On Thursday, the Supreme Court will meet privately to discuss the controversial privacy question of whether the authorities need a court warrant to force mobile phone companies to divulge their customers’ cell site data. This data shows where you were (according to a cell tower) and when you made a call. This information can paint a canvas of one’s whereabouts, yet it’s not constitutionally protected material because it’s viewed as an ordinary business record held by the telcos. Courts have largely interpreted this to mean that the authorities can get the data without probable-cause court warrants.
There are five cases on the high court’s conference list in which cell-site data, obtained without a probable-cause warrant from a judge, was instrumental for the authorities to prosecute for armed robbery, drug running, and illegal possession of weapons. The defendants are asking the court to revisit the so-called third-party doctrine—a legal theory that allows authorities to obtain private information on people if that information is considered a normal business record voluntarily given to and held by a third party. In this case, the data is deemed a business record of the mobile phone companies, which are required to disclose it as part of government investigations.
This third-party doctrine dates to a 1979 Supreme Court case called Smith v. Maryland. That case set the legal framework behind the government’s once-secret phone metadata spying program disclosed by Edward Snowden. To that backdrop, the defendants in the five cases want the justices to answer the question, once and for all, on whether the third-party doctrine should apply to this Digital Age method of warrantless tracking. The high court has remained relatively silent on the issue.
“Mobile phone technology,” an attorney for a convicted armed robber told the high court in a petition, “has outstripped the meaning of Smith.” All of the appeals courts that have ruled on the matter have sided with the government’s contention that the third-party doctrine applies. Hence, no warrants are needed because the data is a business record that the telcos may hand over if the government asserts that reasonable grounds exist to believe the data is relevant to an investigation.
The issue comes to a boil before the Supreme Court as cell-site tracking has become extremely important to crime fighting following the justices’ 2012 ruling that a warrant is needed for the authorities to place GPS trackers on vehicles.
Whether the high court will entertain the issue is anybody’s guess, however. It was asked to do so in one case in 2015 and declined. Only one appeals court has sided against the government. But the 4th US Circuit Court of Appeals, at the government’s urging, subsequently switched its position after rehearing the case.
That said, at least one high court justice, Sonia Sotomayor, has called the third-party doctrine:
Ill-suited to the digital age, in which people reveal a great deal of information about themselves to third parties in the course of carrying out mundane tasks.
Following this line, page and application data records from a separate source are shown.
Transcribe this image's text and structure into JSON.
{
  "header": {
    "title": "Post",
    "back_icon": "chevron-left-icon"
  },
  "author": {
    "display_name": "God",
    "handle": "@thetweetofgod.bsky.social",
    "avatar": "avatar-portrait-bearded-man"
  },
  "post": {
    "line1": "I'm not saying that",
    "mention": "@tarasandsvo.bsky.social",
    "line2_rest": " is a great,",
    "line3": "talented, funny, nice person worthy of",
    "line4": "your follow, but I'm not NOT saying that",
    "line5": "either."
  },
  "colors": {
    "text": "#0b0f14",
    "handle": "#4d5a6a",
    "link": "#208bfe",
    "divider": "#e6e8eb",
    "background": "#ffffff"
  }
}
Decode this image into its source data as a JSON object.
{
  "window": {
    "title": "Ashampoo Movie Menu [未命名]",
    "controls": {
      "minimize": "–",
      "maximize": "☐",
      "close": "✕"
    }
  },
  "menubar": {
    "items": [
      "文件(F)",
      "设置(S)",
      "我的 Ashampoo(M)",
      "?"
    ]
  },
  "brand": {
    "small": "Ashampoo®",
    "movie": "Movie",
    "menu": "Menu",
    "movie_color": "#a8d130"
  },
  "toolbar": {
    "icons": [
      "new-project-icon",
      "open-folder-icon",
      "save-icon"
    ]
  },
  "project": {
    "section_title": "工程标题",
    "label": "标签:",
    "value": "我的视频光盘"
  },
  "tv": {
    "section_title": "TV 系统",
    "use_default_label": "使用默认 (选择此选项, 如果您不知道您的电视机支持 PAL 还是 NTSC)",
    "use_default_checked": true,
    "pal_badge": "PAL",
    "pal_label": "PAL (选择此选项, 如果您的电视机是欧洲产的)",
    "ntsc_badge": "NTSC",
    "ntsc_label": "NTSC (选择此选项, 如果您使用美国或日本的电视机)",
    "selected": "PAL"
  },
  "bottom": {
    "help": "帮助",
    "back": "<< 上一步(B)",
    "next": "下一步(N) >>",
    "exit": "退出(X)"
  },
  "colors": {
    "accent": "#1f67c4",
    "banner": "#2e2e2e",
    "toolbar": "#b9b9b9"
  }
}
People disclose the phone numbers that they dial or text to their cellular providers; the URLs that they visit and the e-mail addresses with which they correspond to their Internet service providers; and the books, groceries, and medications they purchase to online retailers.
Although Justice Sotomayor wrote this in a concurring opinion in the 2012 GPS case, she has not taken any action on the issue since then.
One case on cell-site data (PDF) the justices will consider at their Thursday private conference concerns two men, one who got a life term and the other who got 14 years.
Last year, the Cincinnati-based 6th US Circuit Court of Appeals unanimously upheld the location data evidence of the two men who were convicted of aiding and abetting a string of robberies. The data placed the men near the robberies of Radio Shack and T-Mobile stores in and around Detroit. The men believed that a probable-cause warrant under the Fourth Amendment was required for the government to access their location data. The appeals court disagreed, and it accepted the legal standard requiring disclosure if the government asserts the data is “relevant and material to an ongoing criminal investigation.”
What’s more, the three-judge court said that if Congress thought Americans should enjoy such a privacy interest, Congress was free to adopt that conclusion. Federal legislation requiring that cell-site data be constitutionally protected and require a probable-cause warrant was introduced in February and has not advanced to a hearing.